As you know, at Treasures of Brazil our mission is to bring these Brazilian handcrafted, sustainable & eco-friendly products to the UK market, whilst supporting local, small communities in Brazil using sustainable materials sourced in the local area.

In this blog post, I’ll explore what Mother of Pearl is, how to wear it and where to find it…


What is Mother of Pearl?

Mother of Pearl, not to be confused with pearls (more on that later) is an organic gem which comes from an iridescent material composed of calcium carbonate, known as nacre, and is most commonly found in pearl oysters, freshwater mussels, and abalone.

Nacre is created by molluscs to protect their soft interior tissue from pollutants and parasites which may enter the shell. The nacre ultimately takes the shape of the inside of the shell, which we know as Mother of Pearl.

Mother of Pearl has been used as far back as the Ancient Egyptians, who used it to embellish silver and to honour royalty and high-class citizens. It was also very popular in China during the Shang and Ming Dynasties, used to create furniture, jewellery and clothing for the rich.


What does Mother of Pearl look like?

Mother of Pearl has a shimmering beauty, caused by the way light bounces off the layers of calcium carbonate secreted by molluscs to protect the inside of their shells. 

Because Mother of Pearl is an organic material, it comes in many variations of colours, from white to silver, blue-green, bronze and even black!

It is this unique iridescent appearance which makes Mother of Pearl so popular in jewellery, cufflinks, watches, home decor and even on musical instruments like guitars.


What Is The Difference Between Pearl And Mother Of Pearl?

There is often confusion about pearl jewellery versus Mother of Pearl jewellery and, although they have some similarities, there is one fundamental difference between the two - the way they are formed.

As mentioned earlier in this blog post, Mother of Pearl is the nacre-coated protective layer lining the inside of a mollusc shell.

Pearls, on the other hand, are formed when a foreign object, like a parasite or a grain of sand, enters the shell. As a defence mechanism, the mollusc coats the invading object in nacre over and over again often for up to 5 years. This coated invader is what forms the pearl.

Mother of Pearl is much less rare as only a very small proportion of molluscs produce pearls, but many produce Mother of Pearl.



How to wear Mother of Pearl jewellery

Mother of Pearl is so versatile and with its colourful hues is the perfect partner to any outfit.

Much of our Mother of Pearl jewellery is paired with gold plated buriti tree leaves, or golden grass. 

Mother of Pearl jewellery should be worn often, in fact the more it is worn, the better! This is because the lustre is preserved by the oils our skin secrets which ultimately makes your Mother of Pearl jewellery live longer.

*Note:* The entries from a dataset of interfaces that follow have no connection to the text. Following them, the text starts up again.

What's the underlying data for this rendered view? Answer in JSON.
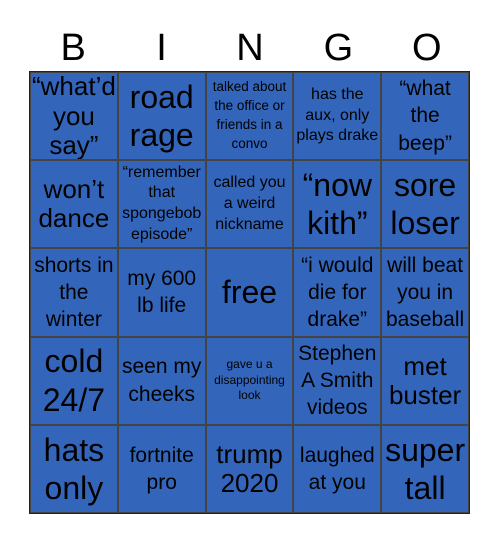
{
  "header": {
    "letters": [
      "B",
      "I",
      "N",
      "G",
      "O"
    ]
  },
  "colors": {
    "cell_bg": "#3366bb",
    "border": "#444444",
    "text": "#000000"
  },
  "cells": [
    {
      "text": "“what’d you say”",
      "size": "s-lg"
    },
    {
      "text": "road rage",
      "size": "s-xl"
    },
    {
      "text": "talked about the office or friends in a convo",
      "size": "s-xs"
    },
    {
      "text": "has the aux, only plays drake",
      "size": "s-sm"
    },
    {
      "text": "“what the beep”",
      "size": "s-md"
    },
    {
      "text": "won’t dance",
      "size": "s-lg"
    },
    {
      "text": "“remember that spongebob episode”",
      "size": "s-sm"
    },
    {
      "text": "called you a weird nickname",
      "size": "s-sm"
    },
    {
      "text": "“now kith”",
      "size": "s-xl"
    },
    {
      "text": "sore loser",
      "size": "s-xl"
    },
    {
      "text": "shorts in the winter",
      "size": "s-md"
    },
    {
      "text": "my 600 lb life",
      "size": "s-md"
    },
    {
      "text": "free",
      "size": "s-xl"
    },
    {
      "text": "“i would die for drake”",
      "size": "s-md"
    },
    {
      "text": "will beat you in baseball",
      "size": "s-md"
    },
    {
      "text": "cold 24/7",
      "size": "s-xl"
    },
    {
      "text": "seen my cheeks",
      "size": "s-md"
    },
    {
      "text": "gave u a disappointing look",
      "size": "s-xxs"
    },
    {
      "text": "Stephen A Smith videos",
      "size": "s-md"
    },
    {
      "text": "met buster",
      "size": "s-lg"
    },
    {
      "text": "hats only",
      "size": "s-xl"
    },
    {
      "text": "fortnite pro",
      "size": "s-md"
    },
    {
      "text": "trump 2020",
      "size": "s-lg"
    },
    {
      "text": "laughed at you",
      "size": "s-md"
    },
    {
      "text": "super tall",
      "size": "s-xl"
    }
  ]
}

Caring for your Mother of Pearl jewellery

Understanding how to care for and protect your treasured jewellery can make a world of difference in maintaining its beauty. Mother of Pearl can be easily scratched if not looked after with care. Here are our top tips for caring for your Mother of Pearl jewellery:

  • To clean, wipe with a soft cloth or microfibre jewellery cleaning cloth which is slightly damp or dry
  • Don’t use harsh chemicals, soap or water to clean your Mother of Pearl, as it is best to not get it too wet. 
  • Keep it away from direct sunlight and heat.
  • Keep your Mother of Pearl jewellery wrapped in a soft cloth, placed in a silk or soft cotton bag when you’re not wearing it to keep it safe.

Shop our Mother of Pearl jewellery range

Check out our range of stunning Mother of Pearl jewellery here.


Until next time,


Daiane x